Source material below:

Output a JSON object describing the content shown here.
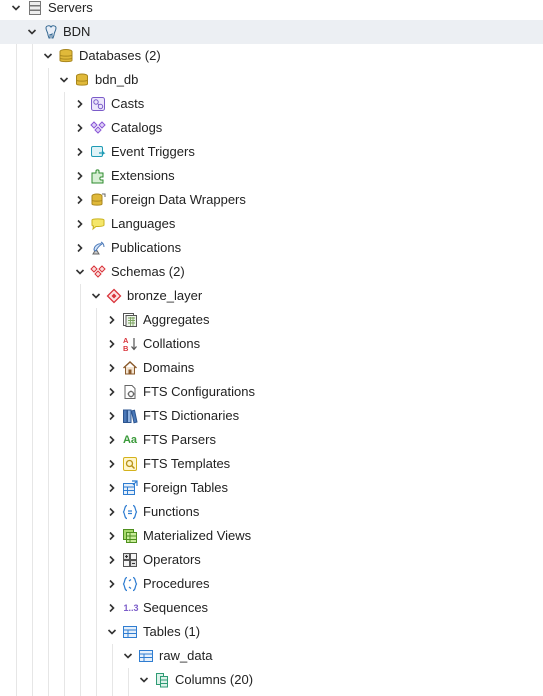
{
  "tree": {
    "servers": "Servers",
    "bdn": "BDN",
    "databases": "Databases (2)",
    "bdn_db": "bdn_db",
    "casts": "Casts",
    "catalogs": "Catalogs",
    "event_triggers": "Event Triggers",
    "extensions": "Extensions",
    "foreign_data_wrappers": "Foreign Data Wrappers",
    "languages": "Languages",
    "publications": "Publications",
    "schemas": "Schemas (2)",
    "bronze_layer": "bronze_layer",
    "aggregates": "Aggregates",
    "collations": "Collations",
    "domains": "Domains",
    "fts_configurations": "FTS Configurations",
    "fts_dictionaries": "FTS Dictionaries",
    "fts_parsers": "FTS Parsers",
    "fts_templates": "FTS Templates",
    "foreign_tables": "Foreign Tables",
    "functions": "Functions",
    "materialized_views": "Materialized Views",
    "operators": "Operators",
    "procedures": "Procedures",
    "sequences": "Sequences",
    "tables": "Tables (1)",
    "raw_data": "raw_data",
    "columns": "Columns (20)"
  },
  "icon_text": {
    "fts_parsers": "Aa",
    "sequences": "1..3",
    "collation_a": "A",
    "collation_b": "B"
  },
  "colors": {
    "selected_row": "#eceff3",
    "guide_line": "#e6e6e6",
    "db_gold": "#c9a227",
    "schema_red": "#d9343b",
    "casts_purple": "#7b5cc9",
    "table_blue": "#2f7dd1",
    "green": "#3a9a3a"
  }
}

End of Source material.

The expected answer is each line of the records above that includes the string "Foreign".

    "foreign_data_wrappers": "Foreign Data Wrappers",
    "foreign_tables": "Foreign Tables",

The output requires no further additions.